The lack of face-to-face contact with the women we work with limits the ability of our staff to assess family violence risk. Face time and other video-conferencing platforms are not always an option; when our clients don’t have access to free or unlimited internet data, they may not be able to afford the additional credit required to support the call.
ADAPTING OUR SERVICES
Our Koori Women’s Place is now delivering its arts, crafts and wellbeing workshops online. The unintended upside of the situation is that we can now deliver our workshops to all our women, wherever they are in Victoria. The success has been immediate with over 100 women already registered for our May and June workshops.
Our Community Engagement team is covering every corner of social media so Djirra remains visible to our women. The team is going the extra mile making videos and producing new content to spread the word #hereforyou
We are all doing things differently and will continue to do so by exploring options for added services and features in our service delivery using technology and redesigning our services to meet the changing needs of women through this pandemic.
Our Legal service team are adapting to the changing landscape of the Justice System with one message to our women: we are in isolation but there is still help, you still have rights.
All our teams can be contacted via our free toll number 1800 105 303.
DJIRRA’S KEY MESSAGE TO OUR WOMEN AND COMMUNITIES
Our message to all our women remains: We are here for you, the virus hasn’t stopped us and we will continue to deliver the specialist, holistic and culturally safe services you need.
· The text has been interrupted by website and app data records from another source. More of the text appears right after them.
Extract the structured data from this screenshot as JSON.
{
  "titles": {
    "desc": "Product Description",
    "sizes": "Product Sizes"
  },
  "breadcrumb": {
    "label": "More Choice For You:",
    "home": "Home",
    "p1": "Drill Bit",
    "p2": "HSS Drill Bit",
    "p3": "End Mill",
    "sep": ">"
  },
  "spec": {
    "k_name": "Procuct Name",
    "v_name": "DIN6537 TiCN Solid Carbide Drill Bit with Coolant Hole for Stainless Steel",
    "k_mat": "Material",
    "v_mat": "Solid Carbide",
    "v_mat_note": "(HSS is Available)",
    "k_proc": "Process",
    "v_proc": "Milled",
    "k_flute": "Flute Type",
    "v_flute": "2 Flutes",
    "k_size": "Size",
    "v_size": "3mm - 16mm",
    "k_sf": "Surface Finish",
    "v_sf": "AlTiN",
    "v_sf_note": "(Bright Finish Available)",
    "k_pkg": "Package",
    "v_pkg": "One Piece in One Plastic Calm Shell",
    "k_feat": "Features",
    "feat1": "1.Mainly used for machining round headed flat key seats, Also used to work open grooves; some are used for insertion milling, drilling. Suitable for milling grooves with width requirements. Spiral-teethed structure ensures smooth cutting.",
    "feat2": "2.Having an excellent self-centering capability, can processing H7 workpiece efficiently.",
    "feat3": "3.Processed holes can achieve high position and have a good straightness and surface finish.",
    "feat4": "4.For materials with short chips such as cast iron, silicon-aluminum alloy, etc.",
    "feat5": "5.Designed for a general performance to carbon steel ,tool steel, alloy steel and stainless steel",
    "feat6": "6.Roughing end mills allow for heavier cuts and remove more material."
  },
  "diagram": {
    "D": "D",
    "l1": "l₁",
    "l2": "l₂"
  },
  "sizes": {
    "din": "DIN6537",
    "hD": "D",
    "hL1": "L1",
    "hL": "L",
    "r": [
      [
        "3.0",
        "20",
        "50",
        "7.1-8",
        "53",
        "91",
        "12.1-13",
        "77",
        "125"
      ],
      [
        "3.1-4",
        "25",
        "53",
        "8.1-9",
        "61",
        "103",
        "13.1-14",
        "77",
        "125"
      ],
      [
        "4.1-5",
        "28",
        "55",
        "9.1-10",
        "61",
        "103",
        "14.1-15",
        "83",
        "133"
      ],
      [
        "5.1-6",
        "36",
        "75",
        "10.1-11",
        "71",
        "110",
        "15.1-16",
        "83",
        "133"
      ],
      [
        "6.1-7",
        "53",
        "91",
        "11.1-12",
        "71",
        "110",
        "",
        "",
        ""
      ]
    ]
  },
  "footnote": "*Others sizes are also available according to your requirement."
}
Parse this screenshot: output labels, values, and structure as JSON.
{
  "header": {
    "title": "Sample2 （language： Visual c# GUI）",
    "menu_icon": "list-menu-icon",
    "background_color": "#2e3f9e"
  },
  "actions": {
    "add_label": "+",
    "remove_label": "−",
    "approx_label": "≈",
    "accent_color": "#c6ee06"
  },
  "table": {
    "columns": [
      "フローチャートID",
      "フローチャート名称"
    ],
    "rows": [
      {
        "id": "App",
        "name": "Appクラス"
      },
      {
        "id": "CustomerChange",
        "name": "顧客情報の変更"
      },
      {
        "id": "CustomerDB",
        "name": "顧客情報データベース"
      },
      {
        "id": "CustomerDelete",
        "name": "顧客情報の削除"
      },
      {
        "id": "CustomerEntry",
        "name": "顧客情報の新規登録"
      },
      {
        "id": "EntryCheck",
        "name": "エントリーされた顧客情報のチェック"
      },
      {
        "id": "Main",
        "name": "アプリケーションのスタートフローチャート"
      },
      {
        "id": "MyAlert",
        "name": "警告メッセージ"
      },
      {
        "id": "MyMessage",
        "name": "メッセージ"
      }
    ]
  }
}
We hear you, and we see you, you are not invisible to us. We will support your every move to do what you need to keep yourself and your family to stay safe and healthy. We are here, stay strong and reach out : 1800 105 303.
STAY CONNECTED - STAY WITH US
Connection is at the core of everything we do, and connection with all our stakeholders is very important to us. Thank you for working with us through these extraordinary times.
The COVID-19 page of our website is constantly updated with the latest information about our service continuity and information for our women.
Now, please take a minute to watch the We are Djirra video with Proud Aboriginal women from Djirra and myself telling you what it means to be Djirra. Talk to your networks about us – Keep Djirra visible.